Work instructions:
In the copy, include no images, and repeat each entry precisely as written.

[Items from a data source]
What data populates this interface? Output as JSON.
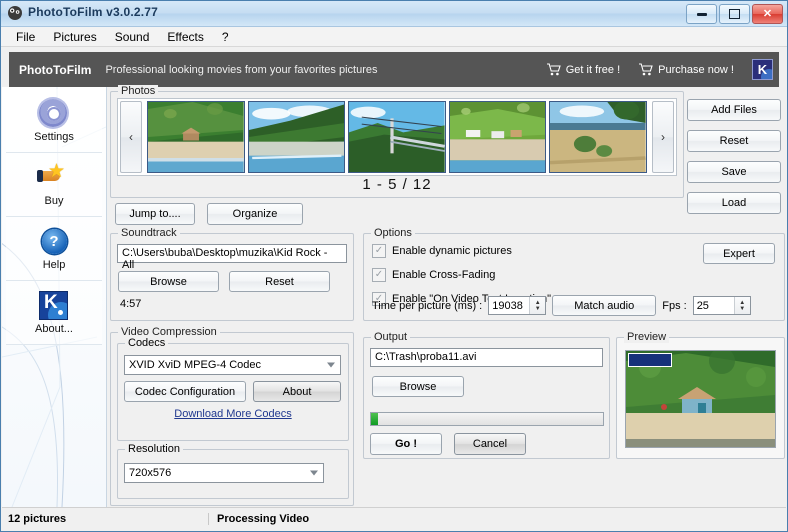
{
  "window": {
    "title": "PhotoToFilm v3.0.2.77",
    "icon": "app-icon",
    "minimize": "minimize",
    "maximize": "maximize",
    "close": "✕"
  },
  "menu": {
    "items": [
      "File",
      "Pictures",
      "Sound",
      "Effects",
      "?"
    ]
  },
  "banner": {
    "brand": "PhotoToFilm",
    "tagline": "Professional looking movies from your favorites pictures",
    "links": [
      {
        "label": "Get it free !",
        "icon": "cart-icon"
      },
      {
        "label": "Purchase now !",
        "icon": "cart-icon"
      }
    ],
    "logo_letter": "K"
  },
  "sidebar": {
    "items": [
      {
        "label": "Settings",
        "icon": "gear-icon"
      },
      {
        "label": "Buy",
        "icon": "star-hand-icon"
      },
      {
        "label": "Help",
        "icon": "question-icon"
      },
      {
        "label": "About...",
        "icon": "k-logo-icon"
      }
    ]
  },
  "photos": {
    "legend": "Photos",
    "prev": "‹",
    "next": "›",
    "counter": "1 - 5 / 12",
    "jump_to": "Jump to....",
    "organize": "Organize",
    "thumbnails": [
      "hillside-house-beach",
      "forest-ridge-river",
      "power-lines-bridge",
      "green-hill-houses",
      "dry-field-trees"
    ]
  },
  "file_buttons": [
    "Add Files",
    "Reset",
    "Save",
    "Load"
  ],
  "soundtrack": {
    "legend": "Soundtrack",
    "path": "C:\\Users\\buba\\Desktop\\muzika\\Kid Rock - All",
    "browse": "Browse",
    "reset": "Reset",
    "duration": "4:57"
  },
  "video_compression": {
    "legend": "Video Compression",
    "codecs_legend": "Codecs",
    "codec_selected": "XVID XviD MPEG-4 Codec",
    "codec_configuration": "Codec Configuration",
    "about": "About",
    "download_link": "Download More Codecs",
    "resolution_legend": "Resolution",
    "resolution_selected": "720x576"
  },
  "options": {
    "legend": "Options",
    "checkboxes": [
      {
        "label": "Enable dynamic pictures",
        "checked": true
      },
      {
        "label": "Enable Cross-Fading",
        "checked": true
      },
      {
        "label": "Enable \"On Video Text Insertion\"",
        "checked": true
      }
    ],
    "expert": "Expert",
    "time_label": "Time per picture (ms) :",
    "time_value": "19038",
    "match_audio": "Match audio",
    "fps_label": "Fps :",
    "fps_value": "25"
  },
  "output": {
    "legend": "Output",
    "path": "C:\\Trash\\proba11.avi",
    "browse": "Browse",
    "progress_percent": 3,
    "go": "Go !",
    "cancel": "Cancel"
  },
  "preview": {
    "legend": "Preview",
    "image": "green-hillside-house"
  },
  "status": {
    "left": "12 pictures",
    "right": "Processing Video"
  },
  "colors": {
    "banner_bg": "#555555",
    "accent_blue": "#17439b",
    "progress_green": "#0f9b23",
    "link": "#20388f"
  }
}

Answer to this problem:
What data populates this interface? Output as JSON.
{
  "window": {
    "title": "PhotoToFilm v3.0.2.77",
    "icon": "app-icon",
    "minimize": "minimize",
    "maximize": "maximize",
    "close": "✕"
  },
  "menu": {
    "items": [
      "File",
      "Pictures",
      "Sound",
      "Effects",
      "?"
    ]
  },
  "banner": {
    "brand": "PhotoToFilm",
    "tagline": "Professional looking movies from your favorites pictures",
    "links": [
      {
        "label": "Get it free !",
        "icon": "cart-icon"
      },
      {
        "label": "Purchase now !",
        "icon": "cart-icon"
      }
    ],
    "logo_letter": "K"
  },
  "sidebar": {
    "items": [
      {
        "label": "Settings",
        "icon": "gear-icon"
      },
      {
        "label": "Buy",
        "icon": "star-hand-icon"
      },
      {
        "label": "Help",
        "icon": "question-icon"
      },
      {
        "label": "About...",
        "icon": "k-logo-icon"
      }
    ]
  },
  "photos": {
    "legend": "Photos",
    "prev": "‹",
    "next": "›",
    "counter": "1 - 5 / 12",
    "jump_to": "Jump to....",
    "organize": "Organize",
    "thumbnails": [
      "hillside-house-beach",
      "forest-ridge-river",
      "power-lines-bridge",
      "green-hill-houses",
      "dry-field-trees"
    ]
  },
  "file_buttons": [
    "Add Files",
    "Reset",
    "Save",
    "Load"
  ],
  "soundtrack": {
    "legend": "Soundtrack",
    "path": "C:\\Users\\buba\\Desktop\\muzika\\Kid Rock - All",
    "browse": "Browse",
    "reset": "Reset",
    "duration": "4:57"
  },
  "video_compression": {
    "legend": "Video Compression",
    "codecs_legend": "Codecs",
    "codec_selected": "XVID XviD MPEG-4 Codec",
    "codec_configuration": "Codec Configuration",
    "about": "About",
    "download_link": "Download More Codecs",
    "resolution_legend": "Resolution",
    "resolution_selected": "720x576"
  },
  "options": {
    "legend": "Options",
    "checkboxes": [
      {
        "label": "Enable dynamic pictures",
        "checked": true
      },
      {
        "label": "Enable Cross-Fading",
        "checked": true
      },
      {
        "label": "Enable \"On Video Text Insertion\"",
        "checked": true
      }
    ],
    "expert": "Expert",
    "time_label": "Time per picture (ms) :",
    "time_value": "19038",
    "match_audio": "Match audio",
    "fps_label": "Fps :",
    "fps_value": "25"
  },
  "output": {
    "legend": "Output",
    "path": "C:\\Trash\\proba11.avi",
    "browse": "Browse",
    "progress_percent": 3,
    "go": "Go !",
    "cancel": "Cancel"
  },
  "preview": {
    "legend": "Preview",
    "image": "green-hillside-house"
  },
  "status": {
    "left": "12 pictures",
    "right": "Processing Video"
  },
  "colors": {
    "banner_bg": "#555555",
    "accent_blue": "#17439b",
    "progress_green": "#0f9b23",
    "link": "#20388f"
  }
}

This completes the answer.